◆ Work instructions: Every line below that contains the word "value" must be copied.

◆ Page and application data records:
____

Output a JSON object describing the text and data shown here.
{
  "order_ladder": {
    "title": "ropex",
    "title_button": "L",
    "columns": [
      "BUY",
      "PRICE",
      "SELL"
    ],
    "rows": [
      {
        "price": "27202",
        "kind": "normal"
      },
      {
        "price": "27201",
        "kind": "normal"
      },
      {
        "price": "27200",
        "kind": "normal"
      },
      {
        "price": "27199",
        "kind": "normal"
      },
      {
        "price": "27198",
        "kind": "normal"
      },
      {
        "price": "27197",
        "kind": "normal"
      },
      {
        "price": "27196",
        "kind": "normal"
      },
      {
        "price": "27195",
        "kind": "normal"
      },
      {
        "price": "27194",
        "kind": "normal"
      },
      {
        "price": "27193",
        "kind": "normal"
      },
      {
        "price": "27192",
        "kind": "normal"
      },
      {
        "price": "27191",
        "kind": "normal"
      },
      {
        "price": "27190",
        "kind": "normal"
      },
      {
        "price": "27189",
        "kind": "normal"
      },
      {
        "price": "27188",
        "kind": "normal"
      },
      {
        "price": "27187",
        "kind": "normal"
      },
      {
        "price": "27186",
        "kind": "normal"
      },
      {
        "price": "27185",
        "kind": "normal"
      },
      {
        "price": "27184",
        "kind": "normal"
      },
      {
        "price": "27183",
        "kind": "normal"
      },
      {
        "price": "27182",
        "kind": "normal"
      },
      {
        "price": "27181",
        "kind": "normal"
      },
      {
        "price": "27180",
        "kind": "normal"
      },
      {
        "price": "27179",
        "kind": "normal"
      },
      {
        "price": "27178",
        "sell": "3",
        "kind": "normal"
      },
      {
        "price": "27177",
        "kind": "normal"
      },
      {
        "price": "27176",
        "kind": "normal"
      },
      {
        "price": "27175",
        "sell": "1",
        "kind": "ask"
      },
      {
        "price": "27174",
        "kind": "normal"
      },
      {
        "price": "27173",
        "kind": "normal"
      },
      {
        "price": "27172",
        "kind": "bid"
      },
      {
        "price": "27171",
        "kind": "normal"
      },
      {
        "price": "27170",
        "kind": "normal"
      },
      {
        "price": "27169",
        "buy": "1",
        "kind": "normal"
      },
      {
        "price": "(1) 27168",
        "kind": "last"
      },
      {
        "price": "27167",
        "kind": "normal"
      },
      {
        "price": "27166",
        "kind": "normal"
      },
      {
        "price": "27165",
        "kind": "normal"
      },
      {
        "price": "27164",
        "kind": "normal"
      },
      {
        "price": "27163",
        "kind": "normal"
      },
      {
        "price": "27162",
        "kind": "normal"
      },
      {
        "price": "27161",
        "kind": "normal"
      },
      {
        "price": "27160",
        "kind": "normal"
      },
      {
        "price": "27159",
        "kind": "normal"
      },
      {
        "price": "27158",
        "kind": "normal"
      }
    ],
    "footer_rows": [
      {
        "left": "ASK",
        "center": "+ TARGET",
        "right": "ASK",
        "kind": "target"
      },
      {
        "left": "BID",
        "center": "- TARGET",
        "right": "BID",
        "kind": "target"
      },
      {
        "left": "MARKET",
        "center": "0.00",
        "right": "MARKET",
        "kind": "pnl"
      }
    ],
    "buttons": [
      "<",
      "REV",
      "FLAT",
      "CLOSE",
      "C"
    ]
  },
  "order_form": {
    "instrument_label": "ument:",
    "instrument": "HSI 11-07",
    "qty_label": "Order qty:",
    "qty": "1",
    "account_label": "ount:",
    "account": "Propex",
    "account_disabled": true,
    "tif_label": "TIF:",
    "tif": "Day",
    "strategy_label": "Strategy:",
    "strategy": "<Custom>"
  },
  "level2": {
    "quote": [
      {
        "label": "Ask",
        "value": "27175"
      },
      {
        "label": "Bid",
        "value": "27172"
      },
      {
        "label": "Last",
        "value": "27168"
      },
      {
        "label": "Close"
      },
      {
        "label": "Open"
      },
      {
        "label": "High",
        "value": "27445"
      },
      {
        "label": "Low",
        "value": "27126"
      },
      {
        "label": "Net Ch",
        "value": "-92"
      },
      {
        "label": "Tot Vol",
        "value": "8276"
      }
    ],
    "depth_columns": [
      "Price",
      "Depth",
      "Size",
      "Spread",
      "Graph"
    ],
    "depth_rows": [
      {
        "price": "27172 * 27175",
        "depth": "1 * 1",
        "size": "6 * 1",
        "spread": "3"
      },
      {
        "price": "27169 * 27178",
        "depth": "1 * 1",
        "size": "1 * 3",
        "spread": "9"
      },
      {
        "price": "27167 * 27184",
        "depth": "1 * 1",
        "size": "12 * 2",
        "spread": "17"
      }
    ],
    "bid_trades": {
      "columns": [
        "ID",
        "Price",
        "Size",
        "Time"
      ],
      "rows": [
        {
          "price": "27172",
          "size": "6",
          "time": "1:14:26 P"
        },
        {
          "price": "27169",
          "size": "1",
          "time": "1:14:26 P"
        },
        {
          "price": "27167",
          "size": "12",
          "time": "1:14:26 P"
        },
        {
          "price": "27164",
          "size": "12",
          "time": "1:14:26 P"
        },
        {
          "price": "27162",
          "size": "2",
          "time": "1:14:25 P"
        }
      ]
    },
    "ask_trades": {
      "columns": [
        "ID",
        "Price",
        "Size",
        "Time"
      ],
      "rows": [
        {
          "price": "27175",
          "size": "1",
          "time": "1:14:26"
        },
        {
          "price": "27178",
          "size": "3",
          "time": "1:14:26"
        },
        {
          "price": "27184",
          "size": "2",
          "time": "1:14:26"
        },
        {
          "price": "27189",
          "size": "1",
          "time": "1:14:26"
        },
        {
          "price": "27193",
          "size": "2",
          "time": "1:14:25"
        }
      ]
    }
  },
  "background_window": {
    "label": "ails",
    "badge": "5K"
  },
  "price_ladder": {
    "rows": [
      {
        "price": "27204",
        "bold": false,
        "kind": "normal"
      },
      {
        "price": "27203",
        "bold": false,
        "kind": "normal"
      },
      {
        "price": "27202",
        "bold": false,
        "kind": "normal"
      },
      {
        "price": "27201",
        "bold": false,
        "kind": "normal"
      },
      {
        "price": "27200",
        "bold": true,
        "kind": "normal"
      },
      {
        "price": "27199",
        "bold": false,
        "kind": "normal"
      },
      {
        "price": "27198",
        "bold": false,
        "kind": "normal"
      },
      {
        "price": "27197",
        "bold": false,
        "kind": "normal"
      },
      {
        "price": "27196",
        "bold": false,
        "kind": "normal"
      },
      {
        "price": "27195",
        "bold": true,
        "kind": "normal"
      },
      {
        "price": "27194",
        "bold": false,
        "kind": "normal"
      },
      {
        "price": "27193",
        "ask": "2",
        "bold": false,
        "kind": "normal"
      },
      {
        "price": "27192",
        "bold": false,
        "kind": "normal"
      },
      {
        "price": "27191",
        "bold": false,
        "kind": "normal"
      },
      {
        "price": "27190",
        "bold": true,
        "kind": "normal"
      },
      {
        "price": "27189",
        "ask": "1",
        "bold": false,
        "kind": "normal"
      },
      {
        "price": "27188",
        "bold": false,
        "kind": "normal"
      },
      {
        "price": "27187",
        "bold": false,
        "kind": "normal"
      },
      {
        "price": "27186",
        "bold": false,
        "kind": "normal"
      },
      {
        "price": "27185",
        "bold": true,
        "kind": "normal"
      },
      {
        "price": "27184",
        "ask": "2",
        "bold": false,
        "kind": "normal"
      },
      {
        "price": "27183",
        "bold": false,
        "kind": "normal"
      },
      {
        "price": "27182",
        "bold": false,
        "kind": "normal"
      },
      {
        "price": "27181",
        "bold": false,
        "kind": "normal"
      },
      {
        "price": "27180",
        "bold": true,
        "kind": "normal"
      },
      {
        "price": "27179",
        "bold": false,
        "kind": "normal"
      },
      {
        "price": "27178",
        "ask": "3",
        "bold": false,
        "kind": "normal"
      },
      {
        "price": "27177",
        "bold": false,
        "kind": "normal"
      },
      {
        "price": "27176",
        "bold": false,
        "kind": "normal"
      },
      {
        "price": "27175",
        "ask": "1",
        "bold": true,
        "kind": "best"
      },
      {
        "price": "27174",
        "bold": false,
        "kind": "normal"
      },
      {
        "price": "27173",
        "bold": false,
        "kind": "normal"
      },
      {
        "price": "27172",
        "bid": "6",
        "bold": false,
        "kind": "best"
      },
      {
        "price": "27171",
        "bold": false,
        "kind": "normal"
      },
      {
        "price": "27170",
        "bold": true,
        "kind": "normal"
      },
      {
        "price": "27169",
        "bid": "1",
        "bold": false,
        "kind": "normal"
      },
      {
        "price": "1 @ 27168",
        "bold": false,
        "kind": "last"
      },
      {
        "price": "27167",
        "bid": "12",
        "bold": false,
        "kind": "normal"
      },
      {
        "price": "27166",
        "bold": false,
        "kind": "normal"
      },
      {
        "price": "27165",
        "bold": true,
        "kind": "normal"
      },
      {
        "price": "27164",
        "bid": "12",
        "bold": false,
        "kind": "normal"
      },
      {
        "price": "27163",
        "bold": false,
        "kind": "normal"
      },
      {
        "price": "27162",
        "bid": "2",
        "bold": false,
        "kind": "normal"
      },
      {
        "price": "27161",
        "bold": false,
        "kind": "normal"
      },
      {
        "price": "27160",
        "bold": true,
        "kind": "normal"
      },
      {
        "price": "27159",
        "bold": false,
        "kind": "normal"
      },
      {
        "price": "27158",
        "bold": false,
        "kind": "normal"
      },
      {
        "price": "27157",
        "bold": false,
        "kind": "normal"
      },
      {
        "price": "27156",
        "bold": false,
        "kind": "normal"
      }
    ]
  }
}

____

◆ Answer to this task:
        "value": "27175"
        "value": "27172"
        "value": "27168"
        "value": "27445"
        "value": "27126"
        "value": "-92"
        "value": "8276"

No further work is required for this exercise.